**PROBLEM TO WORK ON**
Output every entry below word for word, minus the images.
:: RECORDS TO USE
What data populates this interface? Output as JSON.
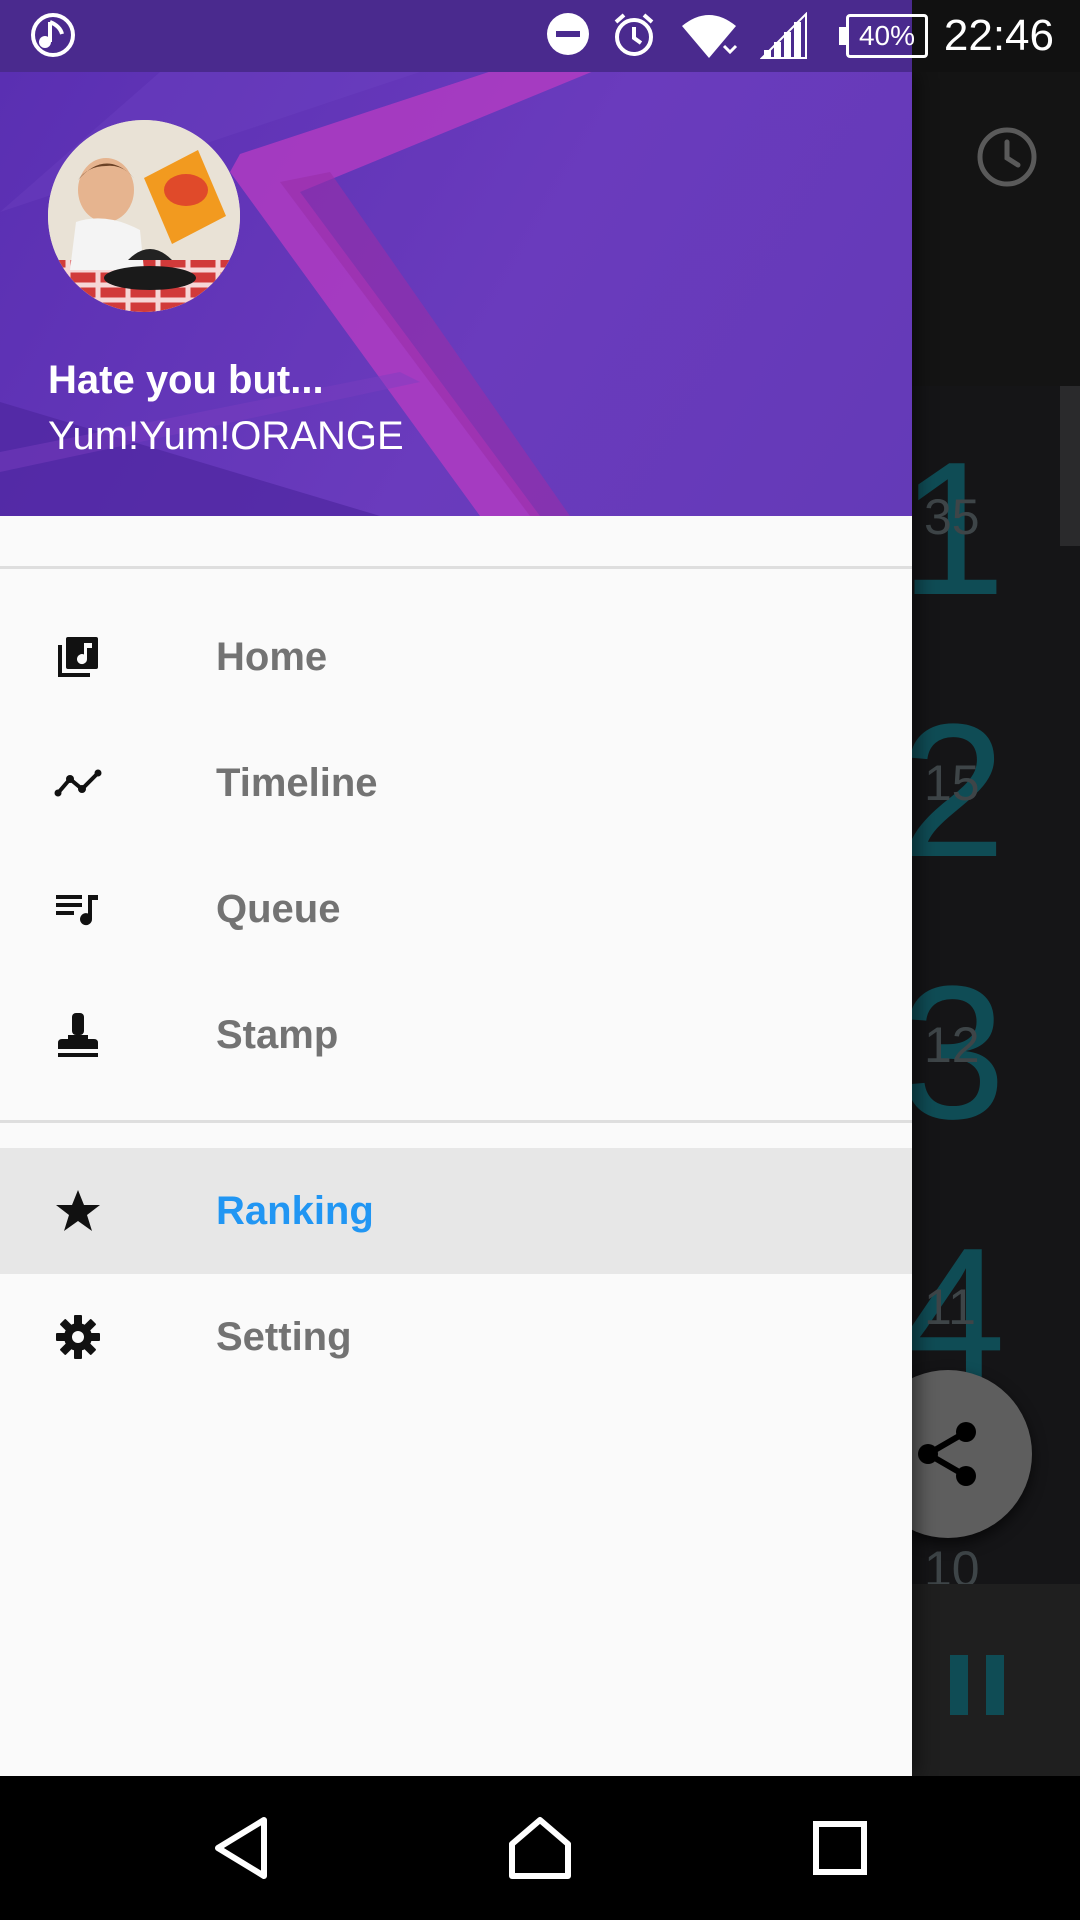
{
  "status_bar": {
    "time": "22:46",
    "battery": "40%",
    "icons": [
      "music-app-icon",
      "dnd-icon",
      "alarm-icon",
      "wifi-icon",
      "signal-icon",
      "battery-icon"
    ]
  },
  "drawer": {
    "header": {
      "title": "Hate you but...",
      "subtitle": "Yum!Yum!ORANGE",
      "avatar_icon": "album-art-avatar"
    },
    "items": [
      {
        "label": "Home",
        "icon": "music-library-icon",
        "active": false
      },
      {
        "label": "Timeline",
        "icon": "timeline-icon",
        "active": false
      },
      {
        "label": "Queue",
        "icon": "queue-music-icon",
        "active": false
      },
      {
        "label": "Stamp",
        "icon": "stamp-icon",
        "active": false
      },
      {
        "label": "Ranking",
        "icon": "star-icon",
        "active": true
      },
      {
        "label": "Setting",
        "icon": "gear-icon",
        "active": false
      }
    ],
    "colors": {
      "accent": "#2196f3",
      "header": "#643ab7",
      "label": "#737373"
    }
  },
  "background": {
    "ranks": [
      "1",
      "2",
      "3",
      "4"
    ],
    "counts": [
      "35",
      "15",
      "12",
      "11",
      "10"
    ]
  },
  "nav_bar": {
    "icons": [
      "back-icon",
      "home-icon",
      "recents-icon"
    ]
  }
}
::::
**OUTPUT OF THE TASK**
What data populates this interface? Output as JSON.
{
  "status_bar": {
    "time": "22:46",
    "battery": "40%",
    "icons": [
      "music-app-icon",
      "dnd-icon",
      "alarm-icon",
      "wifi-icon",
      "signal-icon",
      "battery-icon"
    ]
  },
  "drawer": {
    "header": {
      "title": "Hate you but...",
      "subtitle": "Yum!Yum!ORANGE",
      "avatar_icon": "album-art-avatar"
    },
    "items": [
      {
        "label": "Home",
        "icon": "music-library-icon",
        "active": false
      },
      {
        "label": "Timeline",
        "icon": "timeline-icon",
        "active": false
      },
      {
        "label": "Queue",
        "icon": "queue-music-icon",
        "active": false
      },
      {
        "label": "Stamp",
        "icon": "stamp-icon",
        "active": false
      },
      {
        "label": "Ranking",
        "icon": "star-icon",
        "active": true
      },
      {
        "label": "Setting",
        "icon": "gear-icon",
        "active": false
      }
    ],
    "colors": {
      "accent": "#2196f3",
      "header": "#643ab7",
      "label": "#737373"
    }
  },
  "background": {
    "ranks": [
      "1",
      "2",
      "3",
      "4"
    ],
    "counts": [
      "35",
      "15",
      "12",
      "11",
      "10"
    ]
  },
  "nav_bar": {
    "icons": [
      "back-icon",
      "home-icon",
      "recents-icon"
    ]
  }
}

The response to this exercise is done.